Issues include how the rotational hand controller for yaw, pitch and roll will be configured with new buttons and switches for finger-tip interface with the software driving the displays. That is totally different from the shuttle, where the crew communicates with the software via center console-mounted keyboards in the forward cockpit.
Although specific seating arrangements havent been decided, one concept has the commander and copilot seated in hanging couches in front of a small display and control panel, with the other four crewmembers on a six-person ISS flight in couches along the floor. One contractor aiding JS0 in mockup studies, Andrews Space of Seattle, has provided a different mockup configuration where the commander is hanging on a left couch and the copilot to the right (see photo p. 47).
IN THE COCKPIT definition of prototype computer screen display formats and symbology, choices must be made about the display formats, especially for time-critical events, and interfaces for cockpit controls linked to the displays.
All of it also has to be flexible enough for changes to support lunar missions eventually, Fox says, and be easily modified as advancements in computer and display technology evolve over the coming decades.
The shuttle cockpit was never really able to evolve significantly. Although there is much software involved in shuttle flight operations, the cockpit is fundamentally still a mechanical switch/paper-checklist-based design. The shift to glass cockpits in 2000 dramatically improved how information is presented to the crew. But the cockpit today still presents the same type of information as the 30-year-old shuttle cockpit design, with no marked improvement in software exploitation (AW&ST Mar. 6, 2000, p. 54).

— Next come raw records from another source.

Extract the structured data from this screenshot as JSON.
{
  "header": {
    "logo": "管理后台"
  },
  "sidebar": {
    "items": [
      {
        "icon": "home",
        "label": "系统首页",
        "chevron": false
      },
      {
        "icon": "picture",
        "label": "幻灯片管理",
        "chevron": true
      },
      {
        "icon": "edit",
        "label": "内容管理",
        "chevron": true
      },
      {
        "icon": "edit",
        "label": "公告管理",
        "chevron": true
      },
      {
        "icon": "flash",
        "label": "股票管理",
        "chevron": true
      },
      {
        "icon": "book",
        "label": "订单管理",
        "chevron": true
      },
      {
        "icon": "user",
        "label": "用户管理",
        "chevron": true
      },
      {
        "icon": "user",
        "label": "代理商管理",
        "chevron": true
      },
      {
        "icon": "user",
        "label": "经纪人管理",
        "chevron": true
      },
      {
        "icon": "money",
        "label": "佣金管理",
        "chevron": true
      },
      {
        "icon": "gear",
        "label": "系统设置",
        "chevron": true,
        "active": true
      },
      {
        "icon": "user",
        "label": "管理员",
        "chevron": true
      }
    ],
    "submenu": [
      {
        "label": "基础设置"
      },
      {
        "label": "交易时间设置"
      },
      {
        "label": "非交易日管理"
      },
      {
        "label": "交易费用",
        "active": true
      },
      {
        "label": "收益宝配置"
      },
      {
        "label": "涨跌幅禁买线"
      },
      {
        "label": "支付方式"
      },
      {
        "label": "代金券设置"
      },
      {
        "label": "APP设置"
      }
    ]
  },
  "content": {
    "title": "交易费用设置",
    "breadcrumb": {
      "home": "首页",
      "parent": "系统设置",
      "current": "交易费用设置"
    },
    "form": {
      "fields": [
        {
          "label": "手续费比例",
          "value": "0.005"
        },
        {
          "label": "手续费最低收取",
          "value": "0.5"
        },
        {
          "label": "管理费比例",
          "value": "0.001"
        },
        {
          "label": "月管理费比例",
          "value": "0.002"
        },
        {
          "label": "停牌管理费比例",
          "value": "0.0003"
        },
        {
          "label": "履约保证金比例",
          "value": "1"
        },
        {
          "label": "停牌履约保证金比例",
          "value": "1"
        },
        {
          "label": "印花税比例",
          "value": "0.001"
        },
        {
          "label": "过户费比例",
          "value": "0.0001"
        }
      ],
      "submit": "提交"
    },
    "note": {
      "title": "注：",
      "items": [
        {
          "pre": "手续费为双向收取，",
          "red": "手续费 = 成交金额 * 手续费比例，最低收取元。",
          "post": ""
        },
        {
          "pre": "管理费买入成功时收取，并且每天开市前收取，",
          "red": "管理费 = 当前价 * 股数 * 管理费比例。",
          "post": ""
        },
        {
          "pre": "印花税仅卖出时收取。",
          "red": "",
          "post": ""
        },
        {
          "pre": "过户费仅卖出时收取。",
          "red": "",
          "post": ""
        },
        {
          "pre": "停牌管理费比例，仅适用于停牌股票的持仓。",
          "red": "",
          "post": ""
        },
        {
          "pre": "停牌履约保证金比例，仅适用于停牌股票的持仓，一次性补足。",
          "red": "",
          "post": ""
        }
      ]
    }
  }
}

Those upgrades were planned, until the Columbia accident forced NASA to set a 2010 end date for the shuttle program and transition to the CEV.
Once the CEV contractor is picked, NASA will begin to merge elements of the contractor demonstration hardware with its simulators and mockups.
A cockpit milestone shortly after selection of the winning contractor will be a systems requirements review planned for about September, Mastracchio says.
Copyright © 2005 Aviation Week, a division of The McGraw-Hill Companies.
All rights reserved. 6/29/2006